_Your objective_:
Read the entries below and pull out each line with the string "Banjarbaru".

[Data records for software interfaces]
━━━

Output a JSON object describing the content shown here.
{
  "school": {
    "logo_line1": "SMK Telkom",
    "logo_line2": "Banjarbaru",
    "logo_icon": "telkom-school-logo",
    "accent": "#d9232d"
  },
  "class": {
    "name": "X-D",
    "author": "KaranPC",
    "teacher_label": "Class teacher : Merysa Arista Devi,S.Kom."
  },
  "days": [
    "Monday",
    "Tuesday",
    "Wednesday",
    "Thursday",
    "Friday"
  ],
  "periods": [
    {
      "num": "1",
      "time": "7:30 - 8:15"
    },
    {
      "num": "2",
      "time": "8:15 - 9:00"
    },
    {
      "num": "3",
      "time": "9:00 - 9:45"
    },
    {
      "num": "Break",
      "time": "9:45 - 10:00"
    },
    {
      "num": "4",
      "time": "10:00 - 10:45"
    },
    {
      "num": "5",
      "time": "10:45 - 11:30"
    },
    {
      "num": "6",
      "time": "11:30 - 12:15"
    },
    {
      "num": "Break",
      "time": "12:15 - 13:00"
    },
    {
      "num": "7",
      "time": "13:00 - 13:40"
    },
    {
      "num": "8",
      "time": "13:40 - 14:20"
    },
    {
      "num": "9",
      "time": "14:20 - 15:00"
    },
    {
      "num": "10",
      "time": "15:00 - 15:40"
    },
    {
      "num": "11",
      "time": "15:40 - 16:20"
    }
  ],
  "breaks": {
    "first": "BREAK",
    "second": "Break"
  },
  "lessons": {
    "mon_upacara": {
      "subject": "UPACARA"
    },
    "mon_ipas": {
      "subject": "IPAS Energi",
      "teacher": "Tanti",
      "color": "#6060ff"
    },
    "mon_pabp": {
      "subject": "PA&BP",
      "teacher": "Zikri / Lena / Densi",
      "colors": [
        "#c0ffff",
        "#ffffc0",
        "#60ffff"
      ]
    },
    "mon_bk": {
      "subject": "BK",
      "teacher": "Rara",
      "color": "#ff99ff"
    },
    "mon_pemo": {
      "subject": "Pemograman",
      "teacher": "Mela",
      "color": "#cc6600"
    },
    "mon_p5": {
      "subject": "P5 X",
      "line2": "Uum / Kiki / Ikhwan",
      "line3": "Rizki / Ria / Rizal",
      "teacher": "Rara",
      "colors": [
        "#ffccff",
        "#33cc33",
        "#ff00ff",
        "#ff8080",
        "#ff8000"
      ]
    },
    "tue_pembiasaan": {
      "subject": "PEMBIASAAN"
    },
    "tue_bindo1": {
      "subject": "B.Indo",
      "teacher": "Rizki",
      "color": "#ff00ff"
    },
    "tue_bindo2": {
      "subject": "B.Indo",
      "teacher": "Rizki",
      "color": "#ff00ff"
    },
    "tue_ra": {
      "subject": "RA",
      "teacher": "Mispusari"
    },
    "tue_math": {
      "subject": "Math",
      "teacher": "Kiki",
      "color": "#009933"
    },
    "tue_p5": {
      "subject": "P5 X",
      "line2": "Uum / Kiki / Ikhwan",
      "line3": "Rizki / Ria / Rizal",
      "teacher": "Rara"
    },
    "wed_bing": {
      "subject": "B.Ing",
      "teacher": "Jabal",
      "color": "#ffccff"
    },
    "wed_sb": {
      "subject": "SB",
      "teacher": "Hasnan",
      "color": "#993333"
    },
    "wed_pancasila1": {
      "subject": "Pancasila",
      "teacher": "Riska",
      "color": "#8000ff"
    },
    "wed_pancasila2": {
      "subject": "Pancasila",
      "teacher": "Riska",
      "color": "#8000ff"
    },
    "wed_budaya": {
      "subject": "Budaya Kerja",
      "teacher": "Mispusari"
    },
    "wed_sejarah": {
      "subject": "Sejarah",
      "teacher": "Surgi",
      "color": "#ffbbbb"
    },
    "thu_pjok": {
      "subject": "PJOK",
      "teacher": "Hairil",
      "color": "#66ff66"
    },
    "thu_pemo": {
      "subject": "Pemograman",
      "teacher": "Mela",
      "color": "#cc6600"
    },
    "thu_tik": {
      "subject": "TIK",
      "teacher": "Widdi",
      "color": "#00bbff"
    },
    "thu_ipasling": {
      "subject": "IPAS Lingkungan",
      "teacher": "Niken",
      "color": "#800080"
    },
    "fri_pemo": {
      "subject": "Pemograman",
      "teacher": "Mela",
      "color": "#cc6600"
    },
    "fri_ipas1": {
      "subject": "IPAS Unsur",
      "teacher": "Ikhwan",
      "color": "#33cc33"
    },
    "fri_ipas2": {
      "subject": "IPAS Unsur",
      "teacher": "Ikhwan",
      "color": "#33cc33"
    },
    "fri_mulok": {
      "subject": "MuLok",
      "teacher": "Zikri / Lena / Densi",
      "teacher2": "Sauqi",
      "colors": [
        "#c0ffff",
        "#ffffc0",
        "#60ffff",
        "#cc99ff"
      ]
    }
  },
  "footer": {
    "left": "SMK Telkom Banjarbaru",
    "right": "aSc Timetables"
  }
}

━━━

_Problem solution_:
    "logo_line2": "Banjarbaru",
    "left": "SMK Telkom Banjarbaru",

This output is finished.